john:*:10001:10001:John Smith:/home/john:/bin/bash

ubuntu@ldap-client:~$ id john
uid=10001(john) gid=10001(john) groups=10001(john),10100(Engineering)

Let’s try a login as this user:

ubuntu@ldap-krb-client:~$ sudo login
ldap-krb-client login: john
Welcome to Ubuntu 20.04 LTS (GNU/Linux 5.4.0-24-generic x86_64)
Creating directory '/home/john'.

john@ldap-krb-client:~$ klist
Ticket cache: FILE:/tmp/krb5cc_10001_BOrxWr
Default principal: john@EXAMPLE.COM

Valid starting     Expires            Service principal
04/17/20 20:29:50  04/18/20 06:29:50  krbtgt/EXAMPLE.COM@EXAMPLE.COM
	renew until 04/18/20 20:29:50

We logged in using the Kerberos password, and user/group information from the LDAP server.

SSSD and KDC spoofing

When using SSSD to manage Kerberos logins on a Linux host, there is an attack scenario you should be aware of: KDC spoofing.

The objective of the attacker is to login on a workstation that is using Kerberos authentication. Let’s say they know john is a valid user on that machine.

The attacker first deploys a rogue Key Distribution Center (KDC) server in the network, and creates the john principal there with a password of the attacker’s choosing. What they must do now is have their rogue KDC respond to the login request from the workstation, before (or instead of) the real KDC. If the workstation isn’t authenticating the KDC, it will accept the reply from the rogue server and let john in.

There is a configuration parameter that can be set to protect the workstation from this type of attack. It will have SSSD authenticate the KDC, and block the login if the KDC cannot be verified. This option is called krb5_validate, and it’s false by default.

To enable it, edit /etc/sssd/sssd.conf and add this line to the domain section:

config_file_version = 2
domains =

id_provider = ldap
krb5_validate = True

The second step is to create a host principal on the KDC for this workstation. This is how the KDC’s authenticity is verified. It’s like a “machine account”, with a shared secret that the attacker cannot control and replicate in the rogue KDC. The host principal has the format host/<fqdn>@REALM.

After the host principal is created, its keytab needs to be stored on the workstation. This two step process can be easily done on the workstation itself via kadmin (not kadmin.local) to contact the KDC remotely:

$ sudo kadmin -p ubuntu/admin
kadmin:  addprinc -randkey host/
WARNING: no policy specified for host/; defaulting to no policy
Principal "host/" created.
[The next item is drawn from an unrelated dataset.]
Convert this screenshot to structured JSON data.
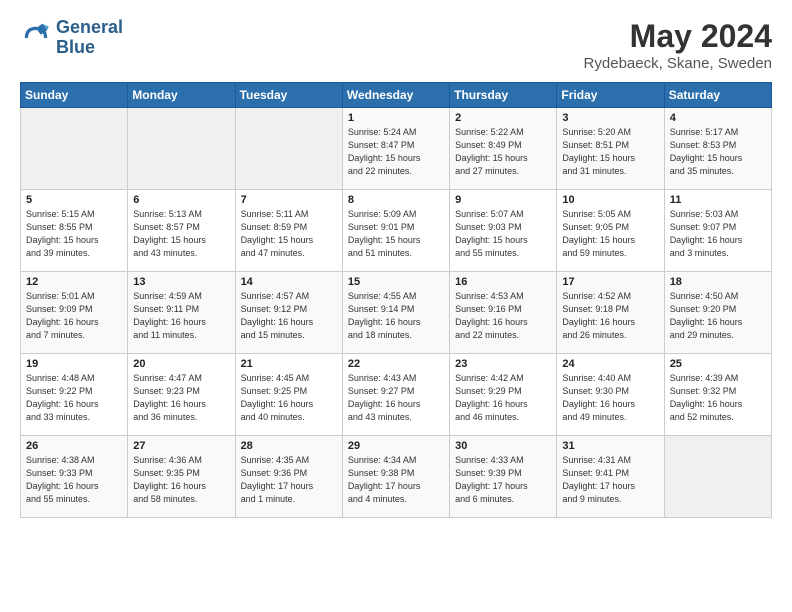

kadmin:  ktadd -k /etc/krb5.keytab host/
Entry for principal host/ with kvno 6, encryption type aes256-cts-hmac-sha1-96 added to keytab WRFILE:/etc/krb5.keytab.
Entry for principal host/ with kvno 6, encryption type aes128-cts-hmac-sha1-96 added to keytab WRFILE:/etc/krb5.keytab.

Then exit the tool and make sure the permissions on the keytab file are tight:

sudo chmod 0600 /etc/krb5.keytab
sudo chown root:root /etc/krb5.keytab

You can also do it on the KDC itself using kadmin.local, but you will have to store the keytab temporarily in another file and securely copy it over to the workstation.

Once these steps are complete, you can restart SSSD on the workstation and perform the login. If the rogue KDC notices the attempt and replies, it will fail the host verification. With debugging we can see this happening on the workstation:

==> /var/log/sssd/krb5_child.log <==
(Mon Apr 20 19:43:58 2020) [[sssd[krb5_child[2102]]]] [validate_tgt] (0x0020): TGT failed verification using key for [host/].
(Mon Apr 20 19:43:58 2020) [[sssd[krb5_child[2102]]]] [get_and_save_tgt] (0x0020): 1741: [-1765328377][Server host/ not found in Kerberos database]

And the login is denied. If the real KDC picks it up, however, the host verification succeeds:

==> /var/log/sssd/krb5_child.log <==
(Mon Apr 20 19:46:22 2020) [[sssd[krb5_child[2268]]]] [validate_tgt] (0x0400): TGT verified using key for [host/].

And the login is accepted.

This page was last modified 2 months ago. Help improve this document in the forum.